The theme for our PanDE week was around experimentation. We were empowered to choose a problem, write a hypothesis, track how we would validate or invalidate the experiment, and map out the appropriate next steps. This gave us a light weight way to test out ideas that treated failure as just another step in the process. This environment gave the team the confidence and space to develop the instant highlight reel feature. We had all the necessary pieces right in front of us and using the experiment lens helped us see the bigger picture.
Understand the problem and the solution will come
Anthony Raad, a staff UX researcher was instrumental in the success of this project. He gave us a look inside the mind of our customers through filtered feedback and interviews. By the time we exited the understand phase we knew the key features that would improve the experience for a lot of our customers. Brian, our fearless PM, led the charge on defining and scoping this opportunity to ensure we were focusing on solving the right things. By the time it came to put pixels on the screen our solution so solid that it had customers asking, “when can I have this?” Working in this way made it incredibly easy for me to always map everything back to customer value.
Show your work

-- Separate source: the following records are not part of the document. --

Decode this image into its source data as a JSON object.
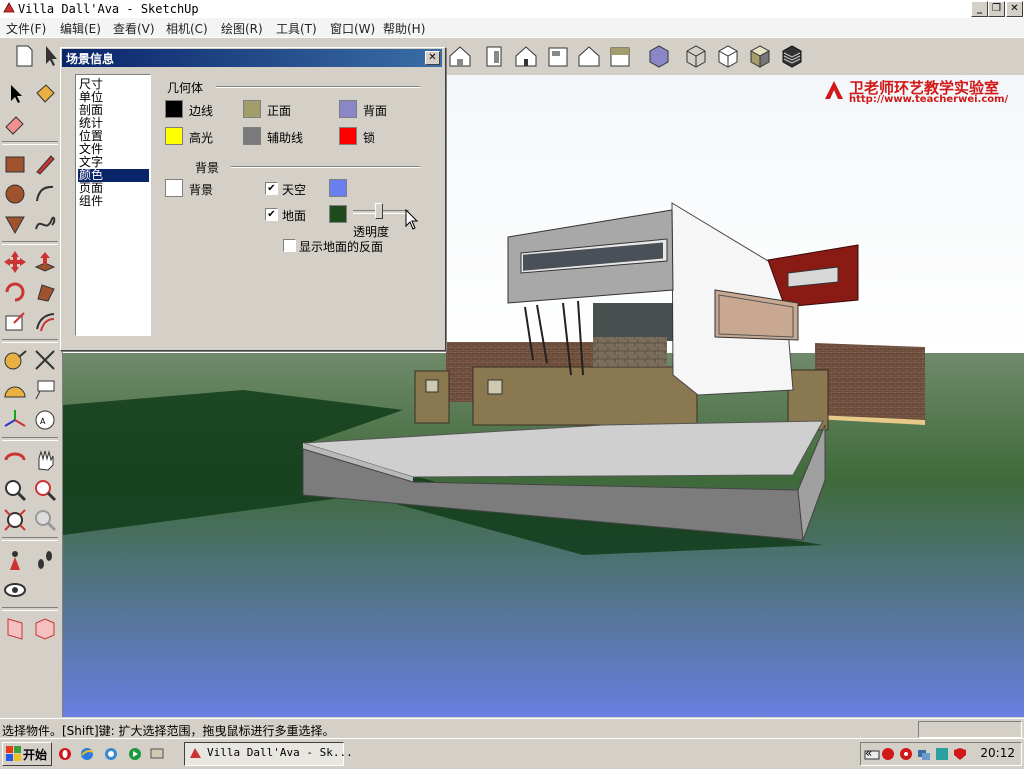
{
  "window": {
    "title": "Villa Dall'Ava - SketchUp",
    "minimize": "_",
    "restore": "❐",
    "close": "✕"
  },
  "menu": [
    "文件(F)",
    "编辑(E)",
    "查看(V)",
    "相机(C)",
    "绘图(R)",
    "工具(T)",
    "窗口(W)",
    "帮助(H)"
  ],
  "watermark": {
    "name": "卫老师环艺教学实验室",
    "url": "http://www.teacherwei.com/"
  },
  "dialog": {
    "title": "场景信息",
    "close": "✕",
    "categories": [
      "尺寸",
      "单位",
      "剖面",
      "统计",
      "位置",
      "文件",
      "文字",
      "颜色",
      "页面",
      "组件"
    ],
    "selected_category": "颜色",
    "geometry_group": "几何体",
    "geometry": [
      {
        "label": "边线",
        "color": "#000000"
      },
      {
        "label": "正面",
        "color": "#a39d6b"
      },
      {
        "label": "背面",
        "color": "#8a87c8"
      },
      {
        "label": "高光",
        "color": "#ffff00"
      },
      {
        "label": "辅助线",
        "color": "#7a7a7a"
      },
      {
        "label": "锁",
        "color": "#ff0000"
      }
    ],
    "background_group": "背景",
    "background": {
      "label": "背景",
      "color": "#ffffff"
    },
    "sky": {
      "label": "天空",
      "checked": true,
      "color": "#6a80f0"
    },
    "ground": {
      "label": "地面",
      "checked": true,
      "color": "#1e4a1e"
    },
    "transparency": {
      "label": "透明度",
      "value": 0.45
    },
    "show_ground_back": {
      "label": "显示地面的反面",
      "checked": false
    }
  },
  "status": {
    "text": "选择物件。[Shift]键: 扩大选择范围，拖曳鼠标进行多重选择。"
  },
  "taskbar": {
    "start": "开始",
    "task": "Villa Dall'Ava - Sk...",
    "clock": "20:12",
    "tray_arrow": "«"
  }
}
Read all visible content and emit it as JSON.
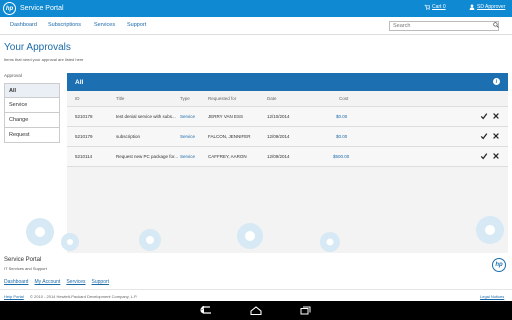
{
  "header": {
    "logo_text": "hp",
    "app_title": "Service Portal",
    "cart_label": "Cart 0",
    "user_label": "SD Approver"
  },
  "nav": {
    "items": [
      "Dashboard",
      "Subscriptions",
      "Services",
      "Support"
    ],
    "search_placeholder": "Search"
  },
  "page": {
    "title": "Your Approvals",
    "subtitle": "Items that need your approval are listed here"
  },
  "filter": {
    "label": "Approval",
    "items": [
      "All",
      "Service",
      "Change",
      "Request"
    ],
    "active_index": 0
  },
  "panel": {
    "title": "All",
    "columns": [
      "ID",
      "Title",
      "Type",
      "Requested for",
      "Date",
      "Cost"
    ],
    "rows": [
      {
        "id": "5210178",
        "title": "test denial service with subs...",
        "type": "Service",
        "requested_for": "JERRY VAN ESS",
        "date": "12/10/2014",
        "cost": "$0.00"
      },
      {
        "id": "5210179",
        "title": "subscription",
        "type": "Service",
        "requested_for": "FALCON, JENNIFER",
        "date": "12/09/2014",
        "cost": "$0.00"
      },
      {
        "id": "5210114",
        "title": "Request new PC package for...",
        "type": "Service",
        "requested_for": "CAFFREY, AARON",
        "date": "12/09/2014",
        "cost": "$500.00"
      }
    ]
  },
  "footer": {
    "title": "Service Portal",
    "subtitle": "IT Services and Support",
    "links": [
      "Dashboard",
      "My Account",
      "Services",
      "Support"
    ],
    "help": "Help Portal",
    "copyright": "© 2010 - 2014 Hewlett-Packard Development Company, L.P.",
    "legal": "Legal Notices",
    "logo_text": "hp"
  },
  "colors": {
    "brand_blue": "#0f8ad2",
    "panel_header": "#1c6fb0",
    "link": "#1b6aa8"
  }
}
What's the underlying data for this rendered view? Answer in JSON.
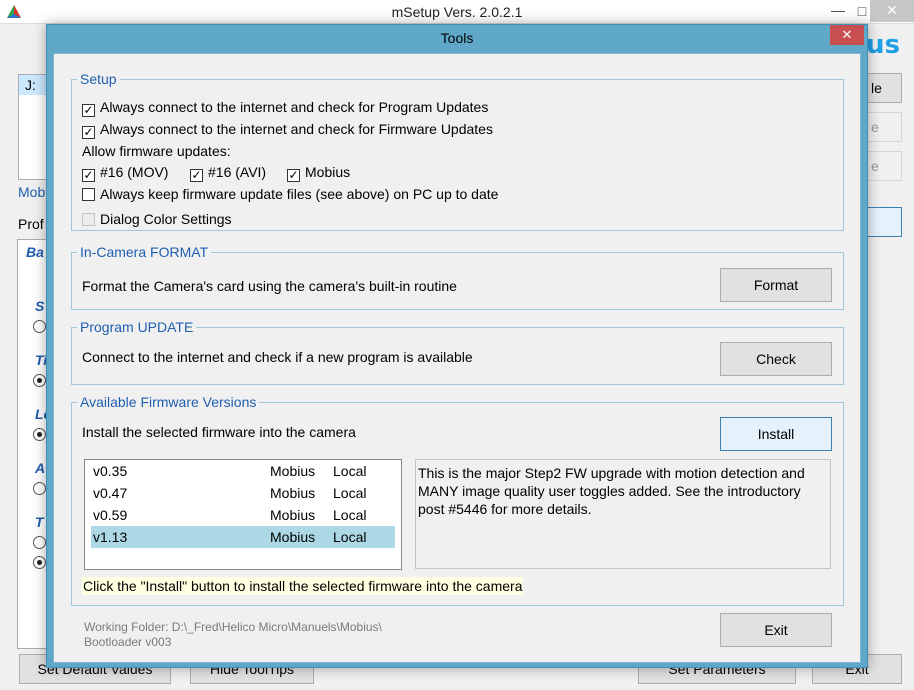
{
  "main_window": {
    "title": "mSetup  Vers. 2.0.2.1",
    "controls": {
      "minimize": "—",
      "maximize": "□",
      "close": "✕"
    },
    "drive_item": "J:",
    "logo_text": "us",
    "mobius_label": "Mobi",
    "profile_label": "Prof",
    "tab_label": "Ba",
    "side_letters": [
      "S",
      "Ti",
      "Lo",
      "A",
      "T"
    ],
    "right_buttons": [
      "le",
      "e",
      "e"
    ],
    "bottom_buttons": [
      "Set Default Values",
      "Hide ToolTips",
      "Set Parameters",
      "Exit"
    ]
  },
  "dialog": {
    "title": "Tools",
    "close_label": "✕",
    "setup": {
      "title": "Setup",
      "options": [
        {
          "label": "Always connect to the internet and check for Program Updates",
          "checked": true
        },
        {
          "label": "Always connect to the internet and check for Firmware Updates",
          "checked": true
        }
      ],
      "allow_label": "Allow firmware updates:",
      "firmware_types": [
        {
          "label": "#16 (MOV)",
          "checked": true
        },
        {
          "label": "#16 (AVI)",
          "checked": true
        },
        {
          "label": "Mobius",
          "checked": true
        }
      ],
      "keep_label": "Always keep firmware update files (see above) on PC up to date",
      "dialog_color_label": "Dialog Color Settings"
    },
    "format": {
      "title": "In-Camera FORMAT",
      "text": "Format the Camera's card using the camera's built-in routine",
      "button": "Format"
    },
    "program_update": {
      "title": "Program UPDATE",
      "text": "Connect to the internet and check if a new program is available",
      "button": "Check"
    },
    "firmware": {
      "title": "Available Firmware Versions",
      "text": "Install the selected firmware into the camera",
      "button": "Install",
      "rows": [
        {
          "version": "v0.35",
          "model": "Mobius",
          "source": "Local"
        },
        {
          "version": "v0.47",
          "model": "Mobius",
          "source": "Local"
        },
        {
          "version": "v0.59",
          "model": "Mobius",
          "source": "Local"
        },
        {
          "version": "v1.13",
          "model": "Mobius",
          "source": "Local"
        }
      ],
      "selected_index": 3,
      "description": "This is the major Step2 FW upgrade with motion detection and MANY image quality user toggles added.  See the introductory post #5446 for more details.",
      "hint": "Click the \"Install\" button to install the selected firmware into the camera"
    },
    "working_folder": "Working Folder: D:\\_Fred\\Helico Micro\\Manuels\\Mobius\\",
    "bootloader": "Bootloader  v003",
    "exit_button": "Exit"
  },
  "colors": {
    "dialog_frame": "#5fa8c8",
    "group_title": "#1f5fb0",
    "selected_row": "#add8e6",
    "hint_bg": "#ffffe1",
    "close_button": "#c74f4f",
    "logo": "#1ea1e6"
  }
}
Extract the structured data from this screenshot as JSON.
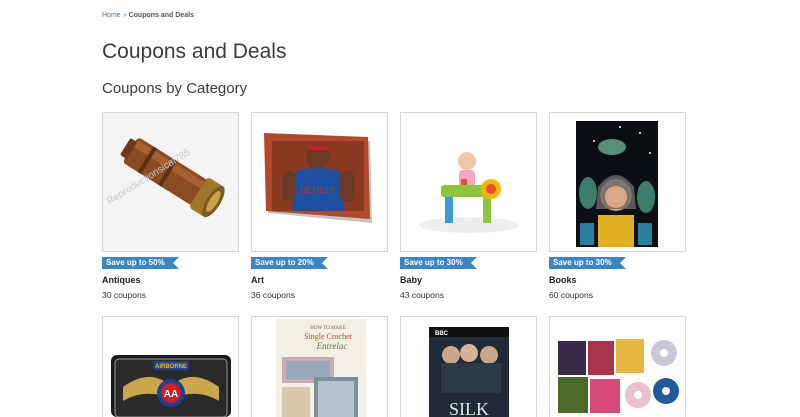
{
  "breadcrumb": {
    "home": "Home",
    "separator": "»",
    "current": "Coupons and Deals"
  },
  "page_title": "Coupons and Deals",
  "section_title": "Coupons by Category",
  "categories": [
    {
      "badge": "Save up to 50%",
      "name": "Antiques",
      "count": "30 coupons",
      "image": "antique-spyglass-image",
      "watermark": "Reproductionsical785"
    },
    {
      "badge": "Save up to 20%",
      "name": "Art",
      "count": "36 coupons",
      "image": "basketball-player-canvas-image",
      "jersey_text": "DETROIT"
    },
    {
      "badge": "Save up to 30%",
      "name": "Baby",
      "count": "43 coupons",
      "image": "baby-activity-table-image"
    },
    {
      "badge": "Save up to 30%",
      "name": "Books",
      "count": "60 coupons",
      "image": "comic-book-cover-image"
    }
  ],
  "row2": [
    {
      "image": "airborne-license-plate-image",
      "plate_text": "AIRBORNE",
      "logo_text": "AA"
    },
    {
      "image": "crochet-pattern-book-image",
      "title_lines": [
        "HOW TO MAKE",
        "Single Crochet",
        "Entrelac"
      ]
    },
    {
      "image": "silk-dvd-cover-image",
      "brand": "BBC",
      "title": "SILK"
    },
    {
      "image": "dvd-collection-image"
    }
  ],
  "colors": {
    "ribbon": "#3a86c4",
    "link": "#3a78b5",
    "card_border": "#d6d6d6"
  }
}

Our company is founded on the philosophy that getting feedback will make your product better. Feedback can come from anywhere and it was important for us to filter that feedback, especially internal feedback. We got a pretty strong signal from our early surveys and interviews that were were some unmet needs in the highlight reel. In a priority planning meeting a key stakeholder wasn’t so sure there was enough of a need here. The proposed solve was to do the bare minimum and move on to other pressing projects. These conversations are always challenging, when comparing a few top-level items how does a company choose where to invest time and money? However, as a team we felt this was an important initiative. We built our case around why we should make this investment and why we should make it now. We used the product as our customers do and presented clips of our interviews in the next planning meeting. Seeing the frustrated looks as our customers used the existing product and the hopefulness of their voice as they used our proposed vision was enough to convince that stakeholder that this was worth building.